Groundhog Day means another holiday (also Christian in origin) is not far behind. Proper gift giving is crucial, either to secure a new Valentine or placate a current one. But what to get her? Some of that goop she rubs on her face? A new pair of those going-to-the-grocery-store pants? A sparkly rock? Align can help you decide with its excellent Non-Woke Gift Guide.
I don’t care what Klaus Schwab says — I would never eat a dog. A groundhog’s a different matter, however. Consider this rave review: “Groundhogs are not only edible, they’re tender and delicious if properly cleaned and prepared. They live on a completely vegetarian diet and carry no life-threatening diseases for humans. Groundhogs are similar to rabbits in taste, and most recipes for groundhog have you prepare them in the same manner.”
This quote comes from the excellent homesteading website Practical Self Reliance, which includes detailed, step-by-step instructions for skinning and cleaning your groundhog, as well as links to recipes such as Buttermilk Fried Groundhog and Woodchuck in Gravy.
Despite the risk of ending up on your dinner table or the pressure to be a harbinger of winter’s end, a groundhog never wants to be something other than a groundhog.

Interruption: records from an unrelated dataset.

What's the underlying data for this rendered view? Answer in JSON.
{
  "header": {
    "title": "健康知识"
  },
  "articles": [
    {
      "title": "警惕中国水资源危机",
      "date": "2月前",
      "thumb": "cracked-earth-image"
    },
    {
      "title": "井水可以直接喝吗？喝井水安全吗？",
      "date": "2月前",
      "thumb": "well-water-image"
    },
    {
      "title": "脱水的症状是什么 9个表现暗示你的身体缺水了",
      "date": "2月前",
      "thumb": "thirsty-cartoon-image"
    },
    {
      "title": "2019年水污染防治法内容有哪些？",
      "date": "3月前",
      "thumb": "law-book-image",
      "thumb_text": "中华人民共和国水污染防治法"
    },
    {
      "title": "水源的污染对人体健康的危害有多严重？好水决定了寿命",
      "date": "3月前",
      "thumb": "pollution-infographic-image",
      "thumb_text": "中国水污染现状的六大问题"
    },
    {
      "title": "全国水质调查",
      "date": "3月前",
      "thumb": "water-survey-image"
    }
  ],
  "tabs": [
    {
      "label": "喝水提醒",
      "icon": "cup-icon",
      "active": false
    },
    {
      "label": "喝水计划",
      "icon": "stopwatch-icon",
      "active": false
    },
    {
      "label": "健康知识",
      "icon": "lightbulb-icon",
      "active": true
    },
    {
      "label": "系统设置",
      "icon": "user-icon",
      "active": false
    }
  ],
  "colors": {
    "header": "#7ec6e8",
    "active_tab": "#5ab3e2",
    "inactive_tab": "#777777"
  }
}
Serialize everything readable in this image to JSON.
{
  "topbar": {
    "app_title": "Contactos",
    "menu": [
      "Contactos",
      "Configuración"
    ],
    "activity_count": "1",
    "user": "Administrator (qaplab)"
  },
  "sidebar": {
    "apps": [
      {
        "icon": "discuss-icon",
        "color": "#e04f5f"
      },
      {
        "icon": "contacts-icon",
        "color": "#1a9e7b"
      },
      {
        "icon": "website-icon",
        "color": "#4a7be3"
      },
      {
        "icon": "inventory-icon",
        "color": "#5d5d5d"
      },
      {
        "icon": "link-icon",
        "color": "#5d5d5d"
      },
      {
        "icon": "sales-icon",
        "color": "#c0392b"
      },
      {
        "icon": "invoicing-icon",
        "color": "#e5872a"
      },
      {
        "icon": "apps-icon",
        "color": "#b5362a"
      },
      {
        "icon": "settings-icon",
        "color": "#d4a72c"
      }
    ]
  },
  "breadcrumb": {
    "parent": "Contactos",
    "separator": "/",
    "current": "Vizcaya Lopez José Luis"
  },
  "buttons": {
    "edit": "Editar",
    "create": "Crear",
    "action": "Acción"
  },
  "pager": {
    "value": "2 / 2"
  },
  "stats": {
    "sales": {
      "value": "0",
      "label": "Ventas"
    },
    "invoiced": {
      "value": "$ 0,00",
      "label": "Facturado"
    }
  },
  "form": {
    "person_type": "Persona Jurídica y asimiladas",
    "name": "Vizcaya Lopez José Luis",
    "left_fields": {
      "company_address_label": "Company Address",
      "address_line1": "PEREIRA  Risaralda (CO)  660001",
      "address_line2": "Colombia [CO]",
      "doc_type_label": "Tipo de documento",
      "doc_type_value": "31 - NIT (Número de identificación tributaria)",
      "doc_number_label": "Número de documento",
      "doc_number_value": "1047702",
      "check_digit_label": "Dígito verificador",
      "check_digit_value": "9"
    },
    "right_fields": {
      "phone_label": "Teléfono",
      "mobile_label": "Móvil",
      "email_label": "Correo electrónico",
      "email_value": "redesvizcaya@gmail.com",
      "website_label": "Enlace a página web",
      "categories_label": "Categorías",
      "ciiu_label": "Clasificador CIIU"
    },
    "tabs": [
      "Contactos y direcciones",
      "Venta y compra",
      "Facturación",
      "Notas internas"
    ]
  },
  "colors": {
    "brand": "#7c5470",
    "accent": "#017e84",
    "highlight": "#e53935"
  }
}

There’s a certain animal wisdom there that we seem to have forgotten in our current mania for normalizing gender confusion. The fashionable obsession with all things “trans” extends to media aimed at children. While loudly condemning this sort of thing has its place, what’s also needed are children’s books that quietly reinforce timeless truths about our nature. Matthew Mehan’s new The Handsome Little Cygnet is a delightful riff on “The Ugly Duckling,” in which the title character attempts a comically disastrous attempt at rendering himself more “colorful.” Order is restored and worries soothed through unwavering familial love, ably conveyed by John Folley’s elegant illustrations.
Although only one day had elapsed for everyone else, at the end of Groundhog Day Phil Connors had acquired years, if not decades, of wisdom. We can only presume this made him a more conscientious and attentive meteorologist. Someone like veteran weatherman Alan Sealls.
On September 6, 2017, the people of the Gulf Coast were nervous. Three Hurricanes — Irma, Jose, and Katia –were set to make landfall in a matter of days. How bad would it be? Watching the news only served to stoke the fear. Looming catastrophic weather is the ultimate “developing story,” and most networks and affiliates seemed bent on milking the drama for as long as possible. Except for Mobile, Alabama’s WKRG-TV. Their viewers had Sealls on their side.
In a segment that soon went viral, Sealls calmly and patiently explained the progress the hurricanes had made, where they might be expected to go next, and the danger they might pose. Instead of sensationalism, Sealls went with science, helping viewers understand just what they were facing and repeatedly stressing that the models he was showing them “don’t control the weather.” In a media atmosphere prone to overheated rhetoric and the fog of self-regard, Sealls’s cool professionalism was a breath of fresh air.